Public funds also are used to provide services that lose money. Whether it be the construction of dams and canals that produce fewer benefits than costs or the operation of deficit-ridden transit systems, almost every government-produced service generates less value than it cost. As a result, capital is consumed and society’s wealth declines.

Capital also is consumed by government regulations. Some people, of course, may argue that regulations provide jobs for clerks, statisticians, administrators, lawyers, and the like. But at the same time, the resources consumed in pursuing or defending against litigation are resources unavailable for research, new equipment, training, or other more productive uses. The ultimate result of litigation is a transfer, not a creation, of wealth. The more time and energy diverted to such efforts to transfer wealth, the less that can be invested in adding to wealth. This also has a negative effect on employment.

The crushing burden of taxation and government debt necessary to finance the explosion in spending also contributes to lower levels of employment. On the one hand, taxing profits and wages reduces the rewards for generating valuable output. The motivation to work hard and risk money in investments is diluted by high rates of taxation. On the other hand, the mushrooming public debt has crowded out many private sector ventures, while raising the cost of financing others. At the same time, Federal Reserve monetization of Federal debt has inflated the money supply, eroded the value of the dollar, and penalized savers. Excessive government taxing and borrowing have battered down both the incentives and the means of accumulating wealth. This also negatively effects employment.

Examination of the 40 years since the Employment Act of 1946 does not produce evidence for the success of government intervention aimed at promoting employment. Instead, our economy has suffered the loss of a significant opportunity to have improved the wealth and well-being of working people. While we cannot retrieve the sunk costs of 40 years of government waste, we can try to go forward to reduce and eventually eliminate this profligacy. Whether the government can be broken of the habit of excessive spending is the crucial question.

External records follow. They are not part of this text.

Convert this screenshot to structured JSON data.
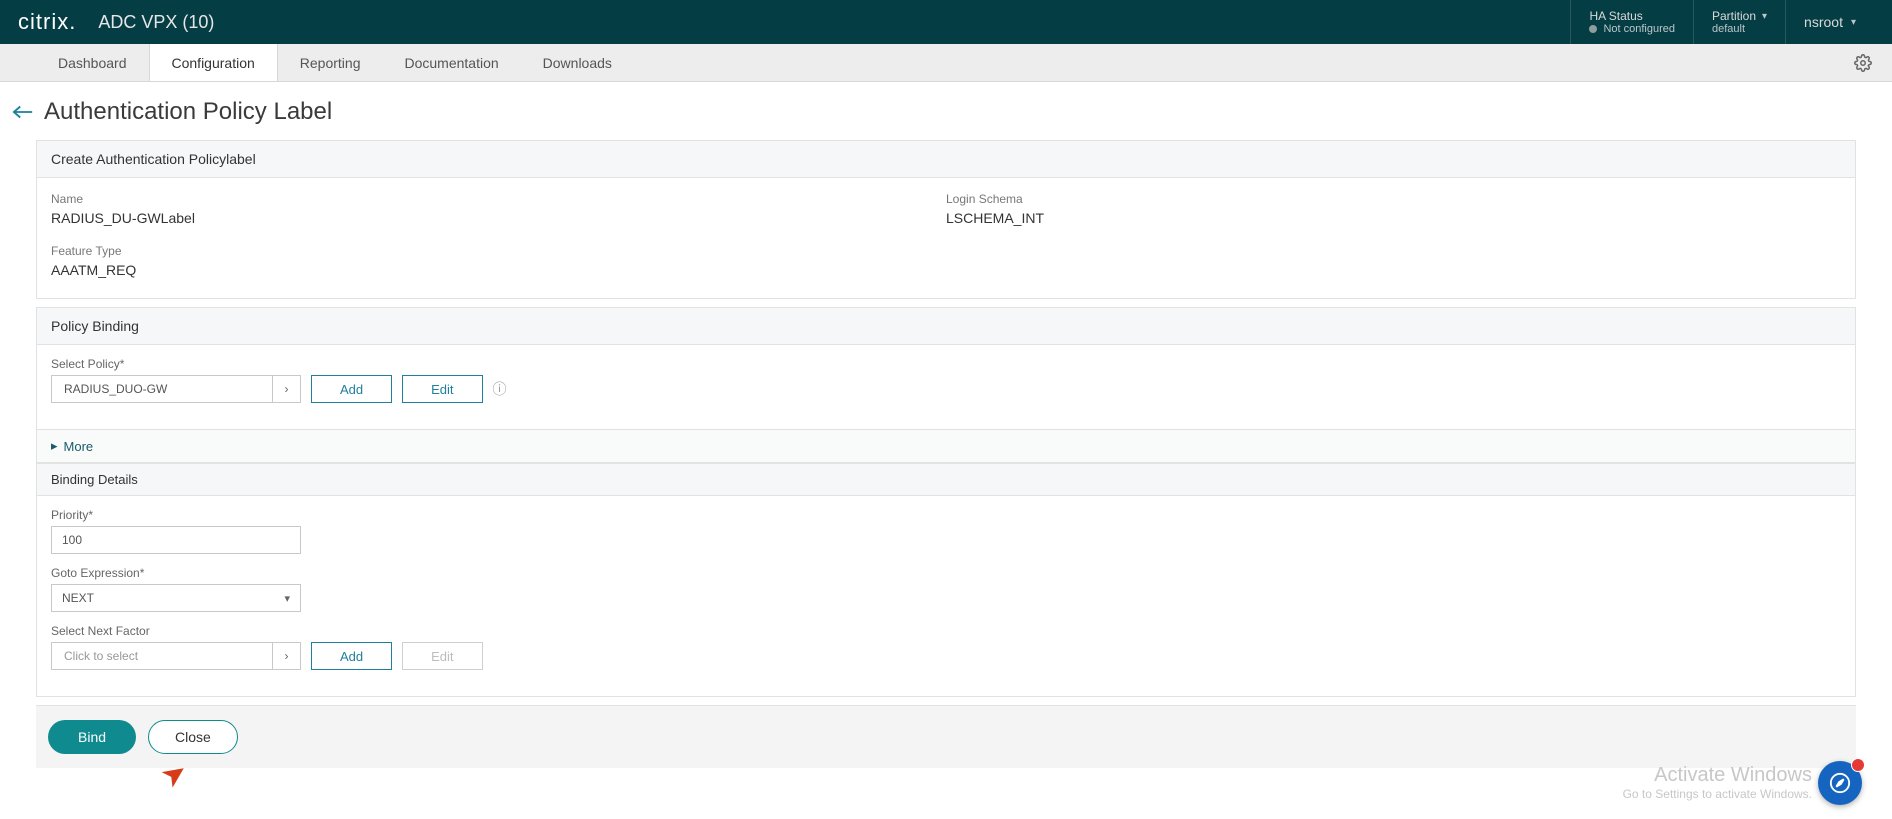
{
  "topbar": {
    "logo": "citrix.",
    "product": "ADC VPX (10)",
    "ha_label": "HA Status",
    "ha_value": "Not configured",
    "partition_label": "Partition",
    "partition_value": "default",
    "user": "nsroot"
  },
  "tabs": {
    "dashboard": "Dashboard",
    "configuration": "Configuration",
    "reporting": "Reporting",
    "documentation": "Documentation",
    "downloads": "Downloads"
  },
  "page": {
    "title": "Authentication Policy Label"
  },
  "summary": {
    "header": "Create Authentication Policylabel",
    "name_label": "Name",
    "name_value": "RADIUS_DU-GWLabel",
    "feature_label": "Feature Type",
    "feature_value": "AAATM_REQ",
    "schema_label": "Login Schema",
    "schema_value": "LSCHEMA_INT"
  },
  "binding": {
    "header": "Policy Binding",
    "select_policy_label": "Select Policy*",
    "policy_value": "RADIUS_DUO-GW",
    "add": "Add",
    "edit": "Edit",
    "more": "More",
    "details_header": "Binding Details",
    "priority_label": "Priority*",
    "priority_value": "100",
    "goto_label": "Goto Expression*",
    "goto_value": "NEXT",
    "next_factor_label": "Select Next Factor",
    "next_factor_placeholder": "Click to select"
  },
  "footer": {
    "bind": "Bind",
    "close": "Close"
  },
  "watermark": {
    "line1": "Activate Windows",
    "line2": "Go to Settings to activate Windows."
  }
}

1.   G. J. Santoni, “The Employment Act of 1946: Some History Notes,” Review (Federal Reserve Bank of St. Louis, November 1986), pp. 5-16.

2.   George Soule, “The Full Employment Bill,” The New Republic (August 6, 1945), pp. 154-156.